Apart from lunch, when snacks are offered in the classroom, you can ask to be alerted ahead of time and prepare a similar allergen-free snack for your child.
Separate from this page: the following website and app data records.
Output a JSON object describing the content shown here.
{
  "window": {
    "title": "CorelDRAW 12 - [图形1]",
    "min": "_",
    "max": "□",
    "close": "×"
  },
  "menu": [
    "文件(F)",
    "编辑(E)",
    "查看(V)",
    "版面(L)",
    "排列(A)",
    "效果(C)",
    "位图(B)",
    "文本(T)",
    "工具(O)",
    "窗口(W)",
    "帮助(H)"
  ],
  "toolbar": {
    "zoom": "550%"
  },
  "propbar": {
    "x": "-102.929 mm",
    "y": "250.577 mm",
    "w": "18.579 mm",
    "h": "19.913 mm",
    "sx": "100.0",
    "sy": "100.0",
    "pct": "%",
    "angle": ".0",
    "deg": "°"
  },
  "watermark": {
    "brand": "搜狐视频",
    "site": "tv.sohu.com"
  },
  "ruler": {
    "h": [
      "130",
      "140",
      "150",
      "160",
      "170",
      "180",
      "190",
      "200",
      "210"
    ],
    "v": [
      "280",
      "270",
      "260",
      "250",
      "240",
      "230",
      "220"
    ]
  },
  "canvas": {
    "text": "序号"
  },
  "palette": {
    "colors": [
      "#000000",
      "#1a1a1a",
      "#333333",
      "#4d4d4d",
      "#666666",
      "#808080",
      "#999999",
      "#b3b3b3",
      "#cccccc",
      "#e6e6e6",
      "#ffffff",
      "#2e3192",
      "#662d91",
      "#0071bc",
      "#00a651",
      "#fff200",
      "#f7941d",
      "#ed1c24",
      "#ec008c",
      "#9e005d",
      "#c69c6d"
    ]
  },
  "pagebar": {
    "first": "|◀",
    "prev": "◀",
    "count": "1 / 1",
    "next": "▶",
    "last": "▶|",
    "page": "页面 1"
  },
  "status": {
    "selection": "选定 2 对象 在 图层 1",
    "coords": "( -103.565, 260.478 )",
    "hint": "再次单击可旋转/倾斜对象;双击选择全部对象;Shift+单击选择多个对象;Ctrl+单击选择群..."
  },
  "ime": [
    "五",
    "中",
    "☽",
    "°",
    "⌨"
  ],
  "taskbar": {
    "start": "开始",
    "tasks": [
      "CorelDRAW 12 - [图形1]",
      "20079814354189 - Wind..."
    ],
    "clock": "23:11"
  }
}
It’s even better to avoid food in the classroom altogether when possible.
“Here’s a site that offers some helpful non-food ideas for school events, Halloween, etc.,” said Barbara Rosenstein. http://greenhalloween.org/content.php?page=treats#treats
“I wrote this piece in Newsweek’s “My Turn” column a few years ago,” said Becki. “Yeah, I plan to hand it to my daughter’s teacher next year…and every year.” http://www.newsweek.com/2008/05/31/a-plea-for-my-daughter.html
“We parents of children with food allergies need to be reasonable ourselves!” said Allergic Child. “Check out this article I wrote about our experience.” http://www.allergicchild.com/reasonableaccommodations.html
Thanks to our wonderful hosts:
Lori Sandler, Divvies
Gina Clowes, Allergy Moms
Barbara Rosenstein, Food Allergy Initiative
Maria Acebal, The Food Allergy and Anaphylaxis Network
And fabulous co-hosts:
Elizabeth Thielke, A Mommy Story
Felicia Carter, Go Graham Go
Libby, The Allergic Kid
Jodi Grundig, Mom’s Favorite Stuff
See the original Talk here: http://tmotherhood.wpengine.com/talk/show/id/62181